-- WHAT IS REQUIRED --
Having read the records, set them all down exactly as they appear.

-- RECORDS FOR THIS TASK --
+++++

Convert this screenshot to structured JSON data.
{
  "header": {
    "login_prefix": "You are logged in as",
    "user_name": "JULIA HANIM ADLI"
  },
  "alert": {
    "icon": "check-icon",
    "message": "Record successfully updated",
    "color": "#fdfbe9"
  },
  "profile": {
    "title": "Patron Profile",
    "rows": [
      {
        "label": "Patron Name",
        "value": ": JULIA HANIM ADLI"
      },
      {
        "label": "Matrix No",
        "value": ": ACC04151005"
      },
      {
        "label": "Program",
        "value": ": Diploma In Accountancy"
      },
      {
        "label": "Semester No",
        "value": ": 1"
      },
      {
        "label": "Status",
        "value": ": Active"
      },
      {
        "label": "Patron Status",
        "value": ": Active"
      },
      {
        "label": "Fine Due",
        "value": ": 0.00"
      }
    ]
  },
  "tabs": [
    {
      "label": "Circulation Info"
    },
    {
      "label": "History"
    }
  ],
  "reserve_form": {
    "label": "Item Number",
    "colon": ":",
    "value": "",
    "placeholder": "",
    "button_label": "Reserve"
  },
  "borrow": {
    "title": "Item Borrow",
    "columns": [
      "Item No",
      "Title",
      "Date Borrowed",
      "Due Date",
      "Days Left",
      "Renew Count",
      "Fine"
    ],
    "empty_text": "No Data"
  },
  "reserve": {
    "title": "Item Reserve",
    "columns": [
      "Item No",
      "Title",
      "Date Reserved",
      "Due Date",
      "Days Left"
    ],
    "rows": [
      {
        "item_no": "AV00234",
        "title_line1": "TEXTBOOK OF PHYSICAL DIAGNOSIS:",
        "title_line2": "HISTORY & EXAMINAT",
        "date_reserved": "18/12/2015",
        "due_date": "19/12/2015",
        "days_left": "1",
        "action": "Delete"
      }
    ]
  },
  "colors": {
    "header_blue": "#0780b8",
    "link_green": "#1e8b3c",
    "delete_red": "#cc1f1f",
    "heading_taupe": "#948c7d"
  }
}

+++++

-- EXERCISE OUTPUT --
Convert this screenshot to structured JSON data.
{
  "header": {
    "login_prefix": "You are logged in as",
    "user_name": "JULIA HANIM ADLI"
  },
  "alert": {
    "icon": "check-icon",
    "message": "Record successfully updated",
    "color": "#fdfbe9"
  },
  "profile": {
    "title": "Patron Profile",
    "rows": [
      {
        "label": "Patron Name",
        "value": ": JULIA HANIM ADLI"
      },
      {
        "label": "Matrix No",
        "value": ": ACC04151005"
      },
      {
        "label": "Program",
        "value": ": Diploma In Accountancy"
      },
      {
        "label": "Semester No",
        "value": ": 1"
      },
      {
        "label": "Status",
        "value": ": Active"
      },
      {
        "label": "Patron Status",
        "value": ": Active"
      },
      {
        "label": "Fine Due",
        "value": ": 0.00"
      }
    ]
  },
  "tabs": [
    {
      "label": "Circulation Info"
    },
    {
      "label": "History"
    }
  ],
  "reserve_form": {
    "label": "Item Number",
    "colon": ":",
    "value": "",
    "placeholder": "",
    "button_label": "Reserve"
  },
  "borrow": {
    "title": "Item Borrow",
    "columns": [
      "Item No",
      "Title",
      "Date Borrowed",
      "Due Date",
      "Days Left",
      "Renew Count",
      "Fine"
    ],
    "empty_text": "No Data"
  },
  "reserve": {
    "title": "Item Reserve",
    "columns": [
      "Item No",
      "Title",
      "Date Reserved",
      "Due Date",
      "Days Left"
    ],
    "rows": [
      {
        "item_no": "AV00234",
        "title_line1": "TEXTBOOK OF PHYSICAL DIAGNOSIS:",
        "title_line2": "HISTORY & EXAMINAT",
        "date_reserved": "18/12/2015",
        "due_date": "19/12/2015",
        "days_left": "1",
        "action": "Delete"
      }
    ]
  },
  "colors": {
    "header_blue": "#0780b8",
    "link_green": "#1e8b3c",
    "delete_red": "#cc1f1f",
    "heading_taupe": "#948c7d"
  }
}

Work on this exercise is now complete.